The principle of Unity is the most difficult principle to explain. It states that once properly aligned, conflicting parts create a whole that is greater than the sum of its parts. In a story, there are certain parts that produce a psychologically satisfying experience. If you lead your audience through the right points, they feel like they got something that goes beyond the journey itself, something transcendent, something transformative. The path that great presentations travel looks like the S-curve, which seems to be a universal model of change.

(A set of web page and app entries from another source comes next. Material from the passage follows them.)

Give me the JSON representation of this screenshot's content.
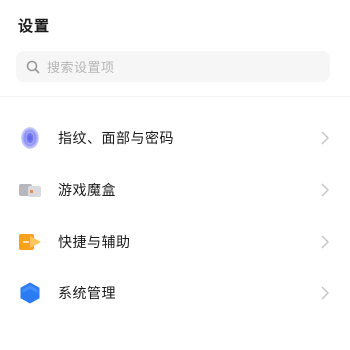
{
  "header": {
    "title": "设置"
  },
  "search": {
    "placeholder": "搜索设置项",
    "icon": "search-icon"
  },
  "menu": {
    "items": [
      {
        "label": "指纹、面部与密码",
        "icon": "fingerprint-icon",
        "color": "#6f72f0"
      },
      {
        "label": "游戏魔盒",
        "icon": "game-box-icon",
        "color": "#b5b5b5"
      },
      {
        "label": "快捷与辅助",
        "icon": "shortcut-icon",
        "color": "#f5a623"
      },
      {
        "label": "系统管理",
        "icon": "system-hexagon-icon",
        "color": "#2d7df6"
      }
    ]
  }
}
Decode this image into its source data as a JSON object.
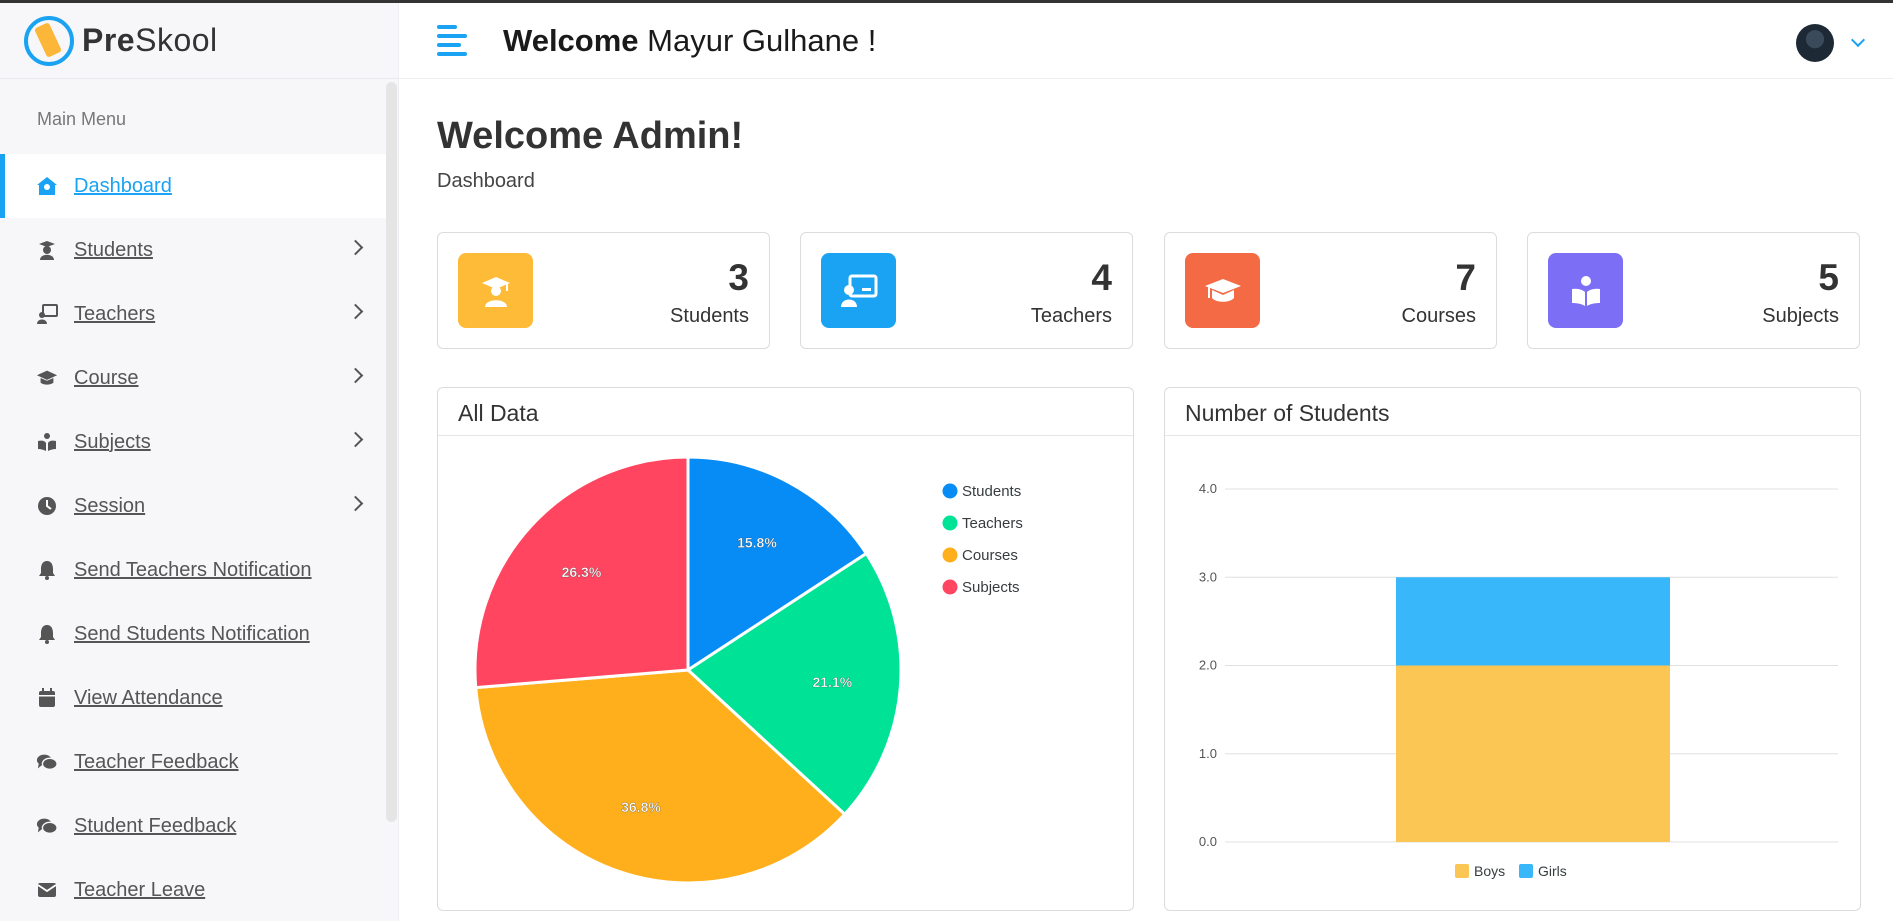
{
  "app": {
    "name_bold": "Pre",
    "name_rest": "Skool"
  },
  "header": {
    "welcome_bold": "Welcome",
    "welcome_name": "Mayur Gulhane !"
  },
  "sidebar": {
    "menu_title": "Main Menu",
    "items": [
      {
        "label": "Dashboard",
        "icon": "home-icon",
        "active": true,
        "chevron": false
      },
      {
        "label": "Students",
        "icon": "student-icon",
        "chevron": true
      },
      {
        "label": "Teachers",
        "icon": "teacher-icon",
        "chevron": true
      },
      {
        "label": "Course",
        "icon": "graduation-cap-icon",
        "chevron": true
      },
      {
        "label": "Subjects",
        "icon": "book-reader-icon",
        "chevron": true
      },
      {
        "label": "Session",
        "icon": "clock-icon",
        "chevron": true
      },
      {
        "label": "Send Teachers Notification",
        "icon": "bell-icon",
        "chevron": false
      },
      {
        "label": "Send Students Notification",
        "icon": "bell-icon",
        "chevron": false
      },
      {
        "label": "View Attendance",
        "icon": "calendar-icon",
        "chevron": false
      },
      {
        "label": "Teacher Feedback",
        "icon": "comments-icon",
        "chevron": false
      },
      {
        "label": "Student Feedback",
        "icon": "comments-icon",
        "chevron": false
      },
      {
        "label": "Teacher Leave",
        "icon": "envelope-icon",
        "chevron": false
      }
    ]
  },
  "page": {
    "title": "Welcome Admin!",
    "breadcrumb": "Dashboard"
  },
  "stats": [
    {
      "value": "3",
      "label": "Students",
      "color": "#fdbb38",
      "icon": "graduate-icon"
    },
    {
      "value": "4",
      "label": "Teachers",
      "color": "#1aa3f2",
      "icon": "teacher-board-icon"
    },
    {
      "value": "7",
      "label": "Courses",
      "color": "#f46a45",
      "icon": "graduation-cap-icon"
    },
    {
      "value": "5",
      "label": "Subjects",
      "color": "#7c6ef5",
      "icon": "book-reader-icon"
    }
  ],
  "cards": {
    "pie_title": "All Data",
    "bar_title": "Number of Students"
  },
  "chart_data": [
    {
      "type": "pie",
      "title": "All Data",
      "labels": [
        "Students",
        "Teachers",
        "Courses",
        "Subjects"
      ],
      "values": [
        3,
        4,
        7,
        5
      ],
      "percent_labels": [
        "15.8%",
        "21.1%",
        "36.8%",
        "26.3%"
      ],
      "colors": [
        "#078cf5",
        "#00e396",
        "#feaf1b",
        "#ff4560"
      ],
      "legend": "right"
    },
    {
      "type": "bar",
      "title": "Number of Students",
      "stacked": true,
      "categories": [
        ""
      ],
      "series": [
        {
          "name": "Boys",
          "values": [
            2
          ],
          "color": "#fcc655"
        },
        {
          "name": "Girls",
          "values": [
            1
          ],
          "color": "#38b8fa"
        }
      ],
      "ylim": [
        0,
        4
      ],
      "yticks": [
        "0.0",
        "1.0",
        "2.0",
        "3.0",
        "4.0"
      ],
      "grid": true,
      "legend": "bottom"
    }
  ]
}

Those principles are very important, but in essence the book is not about the principles. It is mostly about illustrations, examples, cases. I believe that by studying examples you learn to apply those principles creatively — and this is the secret of great presentations.
Categories: books, interviews, powerpoint, presentation_skills
April 2003 | May 2003 | December 2003 | January 2004 | February 2004 | March 2004 | April 2004 | May 2004 | June 2004 | July 2004 | August 2004 | September 2004 | October 2004 | November 2004 | December 2004 | January 2005 | February 2005 | March 2005 | April 2005 | May 2005 | June 2005 | July 2005 | August 2005 | September 2005 | October 2005 | November 2005 | December 2005 | January 2006 | February 2006 | March 2006 | April 2006 | May 2006 | June 2006 | July 2006 | August 2006 | September 2006 | October 2006 | November 2006 | December 2006 | January 2007 | February 2007 | March 2007 | April 2007 | May 2007 | June 2007 | July 2007 | August 2007 | September 2007 | October 2007 | November 2007 | December 2007 | January 2008 | February 2008 | March 2008 | April 2008 | May 2008 | June 2008 | July 2008 | August 2008 | September 2008 | October 2008 | November 2008 | December 2008 | January 2009 | February 2009 | March 2009 | April 2009 | May 2009 | June 2009 | July 2009 | August 2009 | September 2009 | October 2009 | November 2009 | December 2009 | January 2010 | February 2010 | March 2010 | April 2010 | May 2010 | June 2010 | July 2010 | August 2010 | September 2010 | October 2010 | November 2010 | December 2010 | January 2011 | February 2011 | March 2011 | April 2011 | May 2011 | June 2011 | July 2011 | August 2011 | September 2011 | October 2011 | November 2011 | December 2011 | January 2012 | February 2012 | March 2012 | April 2012 | May 2012 | June 2012 | July 2012 | August 2012 | September 2012 | October 2012 | November 2012 | December 2012 | January 2013 | February 2013 | March 2013 | April 2013 | May 2013 | June 2013 | July 2013 | August 2013 | September 2013 | October 2013 | November 2013 | December 2013 | January 2014 | February 2014 | March 2014 | April 2014 | May 2014 | June 2014 | July 2014 | August 2014 | September 2014 | October 2014 | November 2014 | December 2014 | January 2015 | February 2015 | March 2015 | April 2015 | May 2015 | June 2015 | July 2015 | August 2015 | September 2015 | October 2015 | November 2015 | December 2015 | January 2016 | February 2016 | March 2016 | April 2016 | May 2016 | June 2016 | July 2016 | August 2016 | September 2016 | October 2016 | November 2016 | December 2016 | January 2017 |
Microsoft and the Office logo are trademarks or registered trademarks of Microsoft Corporation in the United States and/or other countries.